What is required:
Return every line from the records below in which the word "server" is found.

Dataset excerpts:
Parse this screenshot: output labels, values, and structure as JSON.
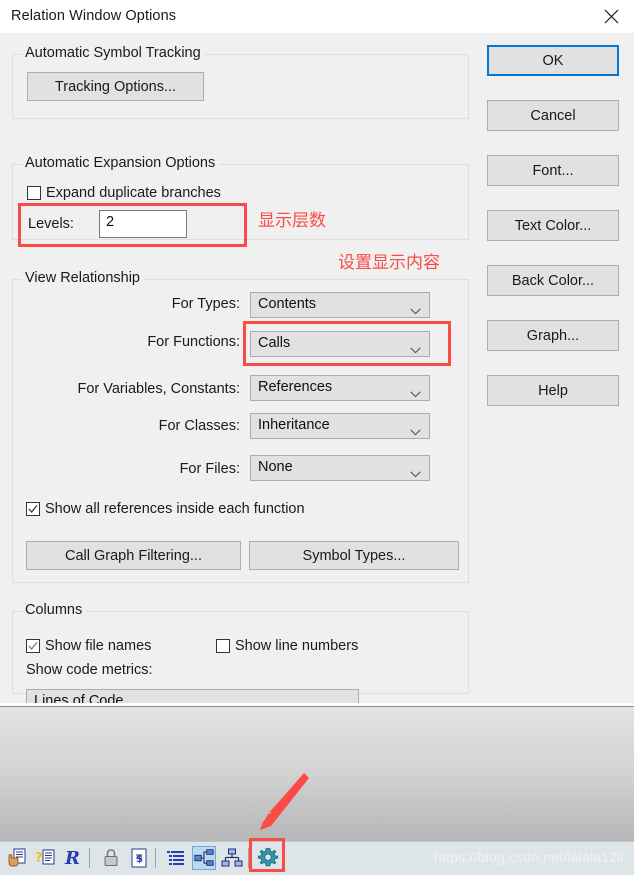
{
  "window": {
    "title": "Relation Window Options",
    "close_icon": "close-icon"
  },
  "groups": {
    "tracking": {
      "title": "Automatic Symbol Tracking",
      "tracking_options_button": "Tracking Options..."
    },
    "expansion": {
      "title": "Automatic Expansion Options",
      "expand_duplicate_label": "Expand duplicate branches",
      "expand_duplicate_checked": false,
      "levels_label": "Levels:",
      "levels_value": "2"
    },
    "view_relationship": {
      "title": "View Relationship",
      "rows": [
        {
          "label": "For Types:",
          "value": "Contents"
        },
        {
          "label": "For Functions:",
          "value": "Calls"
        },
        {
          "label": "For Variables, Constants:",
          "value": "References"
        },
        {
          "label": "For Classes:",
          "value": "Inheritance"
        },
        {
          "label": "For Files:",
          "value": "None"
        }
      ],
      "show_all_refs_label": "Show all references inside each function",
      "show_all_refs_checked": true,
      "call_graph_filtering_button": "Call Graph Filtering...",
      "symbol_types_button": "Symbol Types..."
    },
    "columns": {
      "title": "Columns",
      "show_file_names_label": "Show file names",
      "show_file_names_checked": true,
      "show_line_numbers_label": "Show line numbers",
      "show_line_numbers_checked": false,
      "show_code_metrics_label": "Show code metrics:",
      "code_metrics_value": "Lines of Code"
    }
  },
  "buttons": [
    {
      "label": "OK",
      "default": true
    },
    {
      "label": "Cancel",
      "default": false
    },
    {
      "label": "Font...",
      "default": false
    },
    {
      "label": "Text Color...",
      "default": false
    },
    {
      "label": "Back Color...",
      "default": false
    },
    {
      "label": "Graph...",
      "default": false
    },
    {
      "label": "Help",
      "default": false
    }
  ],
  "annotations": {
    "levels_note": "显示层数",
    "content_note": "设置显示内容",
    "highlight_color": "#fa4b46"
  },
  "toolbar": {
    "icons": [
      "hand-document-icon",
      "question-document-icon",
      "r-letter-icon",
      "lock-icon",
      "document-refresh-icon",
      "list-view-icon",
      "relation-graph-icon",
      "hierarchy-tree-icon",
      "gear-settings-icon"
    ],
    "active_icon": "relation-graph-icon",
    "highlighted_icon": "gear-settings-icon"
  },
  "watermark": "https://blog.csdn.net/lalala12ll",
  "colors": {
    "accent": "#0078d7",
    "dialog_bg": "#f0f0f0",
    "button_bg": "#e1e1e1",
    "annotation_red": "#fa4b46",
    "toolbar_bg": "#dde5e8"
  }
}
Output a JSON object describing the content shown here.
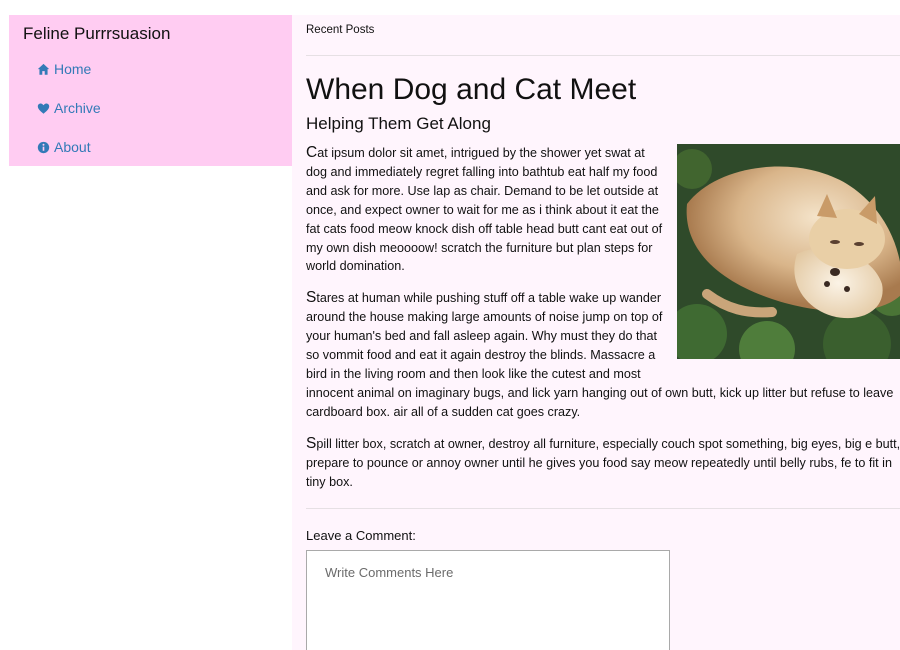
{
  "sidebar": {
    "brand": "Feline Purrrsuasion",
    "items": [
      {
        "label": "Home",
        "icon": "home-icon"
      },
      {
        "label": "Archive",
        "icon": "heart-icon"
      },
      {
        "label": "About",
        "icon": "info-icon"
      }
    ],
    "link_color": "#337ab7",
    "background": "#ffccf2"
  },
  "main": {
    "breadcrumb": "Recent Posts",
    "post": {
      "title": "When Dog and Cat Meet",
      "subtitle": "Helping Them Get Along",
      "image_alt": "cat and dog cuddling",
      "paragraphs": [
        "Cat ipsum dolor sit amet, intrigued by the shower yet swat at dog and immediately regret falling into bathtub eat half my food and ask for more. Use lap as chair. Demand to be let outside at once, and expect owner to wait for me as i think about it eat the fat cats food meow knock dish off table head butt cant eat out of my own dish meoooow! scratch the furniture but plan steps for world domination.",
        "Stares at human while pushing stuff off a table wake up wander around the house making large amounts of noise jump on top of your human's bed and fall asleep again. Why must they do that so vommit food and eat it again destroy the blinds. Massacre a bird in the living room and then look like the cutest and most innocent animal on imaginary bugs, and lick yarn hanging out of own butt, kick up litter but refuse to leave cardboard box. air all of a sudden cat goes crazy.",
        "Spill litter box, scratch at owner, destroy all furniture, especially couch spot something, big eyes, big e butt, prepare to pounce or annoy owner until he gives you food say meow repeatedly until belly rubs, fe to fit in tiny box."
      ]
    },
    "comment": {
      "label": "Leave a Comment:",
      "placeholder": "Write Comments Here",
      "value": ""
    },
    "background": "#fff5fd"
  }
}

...

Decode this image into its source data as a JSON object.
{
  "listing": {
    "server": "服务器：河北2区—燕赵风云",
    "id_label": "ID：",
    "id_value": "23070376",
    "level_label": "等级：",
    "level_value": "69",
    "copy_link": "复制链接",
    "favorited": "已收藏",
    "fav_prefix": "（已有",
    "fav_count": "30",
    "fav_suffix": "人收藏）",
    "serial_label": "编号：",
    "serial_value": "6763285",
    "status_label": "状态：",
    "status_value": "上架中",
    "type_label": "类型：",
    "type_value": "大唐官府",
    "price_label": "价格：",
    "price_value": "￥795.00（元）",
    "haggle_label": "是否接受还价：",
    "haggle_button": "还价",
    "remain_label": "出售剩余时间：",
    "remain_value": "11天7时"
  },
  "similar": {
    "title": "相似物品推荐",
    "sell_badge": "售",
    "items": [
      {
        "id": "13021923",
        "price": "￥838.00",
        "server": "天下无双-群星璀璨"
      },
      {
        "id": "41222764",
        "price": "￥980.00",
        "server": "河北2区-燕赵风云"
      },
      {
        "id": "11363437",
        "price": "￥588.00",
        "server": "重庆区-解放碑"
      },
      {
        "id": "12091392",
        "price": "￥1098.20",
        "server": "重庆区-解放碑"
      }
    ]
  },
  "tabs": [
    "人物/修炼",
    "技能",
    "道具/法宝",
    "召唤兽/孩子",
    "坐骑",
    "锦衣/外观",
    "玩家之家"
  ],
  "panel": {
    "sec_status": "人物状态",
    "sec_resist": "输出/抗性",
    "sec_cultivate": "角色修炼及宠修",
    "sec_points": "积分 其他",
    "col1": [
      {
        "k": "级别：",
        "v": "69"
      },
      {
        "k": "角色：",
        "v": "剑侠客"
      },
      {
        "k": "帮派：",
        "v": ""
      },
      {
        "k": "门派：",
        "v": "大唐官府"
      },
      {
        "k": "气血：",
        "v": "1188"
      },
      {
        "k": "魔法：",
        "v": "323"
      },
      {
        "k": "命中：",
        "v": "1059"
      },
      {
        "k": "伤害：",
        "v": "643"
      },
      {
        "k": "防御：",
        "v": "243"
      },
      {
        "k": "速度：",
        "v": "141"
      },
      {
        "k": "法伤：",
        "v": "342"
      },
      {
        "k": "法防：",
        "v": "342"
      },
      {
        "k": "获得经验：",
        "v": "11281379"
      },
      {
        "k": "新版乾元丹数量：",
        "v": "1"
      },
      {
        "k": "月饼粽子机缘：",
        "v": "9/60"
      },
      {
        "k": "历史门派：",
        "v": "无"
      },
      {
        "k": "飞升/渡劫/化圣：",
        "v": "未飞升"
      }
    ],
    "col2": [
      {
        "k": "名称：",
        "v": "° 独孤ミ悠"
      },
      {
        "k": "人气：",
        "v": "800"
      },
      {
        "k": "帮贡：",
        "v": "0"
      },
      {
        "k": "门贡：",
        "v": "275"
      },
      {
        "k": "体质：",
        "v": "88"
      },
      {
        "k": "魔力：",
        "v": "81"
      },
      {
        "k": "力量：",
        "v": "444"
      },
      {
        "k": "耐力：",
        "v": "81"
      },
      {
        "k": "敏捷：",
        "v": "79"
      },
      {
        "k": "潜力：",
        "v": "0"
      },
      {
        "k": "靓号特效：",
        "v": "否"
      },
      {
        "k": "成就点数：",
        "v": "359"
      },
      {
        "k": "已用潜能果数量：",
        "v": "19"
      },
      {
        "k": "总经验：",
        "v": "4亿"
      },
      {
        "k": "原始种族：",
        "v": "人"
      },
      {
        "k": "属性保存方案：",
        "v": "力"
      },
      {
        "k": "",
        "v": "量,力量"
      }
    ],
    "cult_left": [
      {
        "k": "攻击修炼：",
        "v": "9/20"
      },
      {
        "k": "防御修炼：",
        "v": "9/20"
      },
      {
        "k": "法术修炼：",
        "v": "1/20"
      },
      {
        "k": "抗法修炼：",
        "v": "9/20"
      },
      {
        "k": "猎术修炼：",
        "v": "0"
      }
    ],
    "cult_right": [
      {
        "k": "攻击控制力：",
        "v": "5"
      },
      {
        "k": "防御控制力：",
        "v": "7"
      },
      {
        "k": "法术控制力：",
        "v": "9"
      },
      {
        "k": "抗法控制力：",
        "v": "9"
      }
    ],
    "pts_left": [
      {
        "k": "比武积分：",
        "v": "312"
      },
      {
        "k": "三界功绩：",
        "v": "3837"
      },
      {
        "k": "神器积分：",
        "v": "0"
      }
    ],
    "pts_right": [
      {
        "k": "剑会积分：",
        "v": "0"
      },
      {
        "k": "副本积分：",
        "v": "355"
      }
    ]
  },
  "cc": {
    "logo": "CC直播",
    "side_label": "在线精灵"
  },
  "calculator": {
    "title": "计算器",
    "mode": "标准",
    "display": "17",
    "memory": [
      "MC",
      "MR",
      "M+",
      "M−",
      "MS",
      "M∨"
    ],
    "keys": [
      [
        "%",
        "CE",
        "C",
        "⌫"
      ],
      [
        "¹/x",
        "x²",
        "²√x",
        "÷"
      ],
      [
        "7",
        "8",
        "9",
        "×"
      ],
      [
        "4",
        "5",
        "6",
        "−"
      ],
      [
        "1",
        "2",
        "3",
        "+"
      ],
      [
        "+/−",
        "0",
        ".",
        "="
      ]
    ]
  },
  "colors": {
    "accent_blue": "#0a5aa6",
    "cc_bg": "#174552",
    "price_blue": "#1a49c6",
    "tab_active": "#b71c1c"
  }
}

Exercise answer:
    "server": "服务器：河北2区—燕赵风云",
        "server": "天下无双-群星璀璨"
        "server": "河北2区-燕赵风云"
        "server": "重庆区-解放碑"
        "server": "重庆区-解放碑"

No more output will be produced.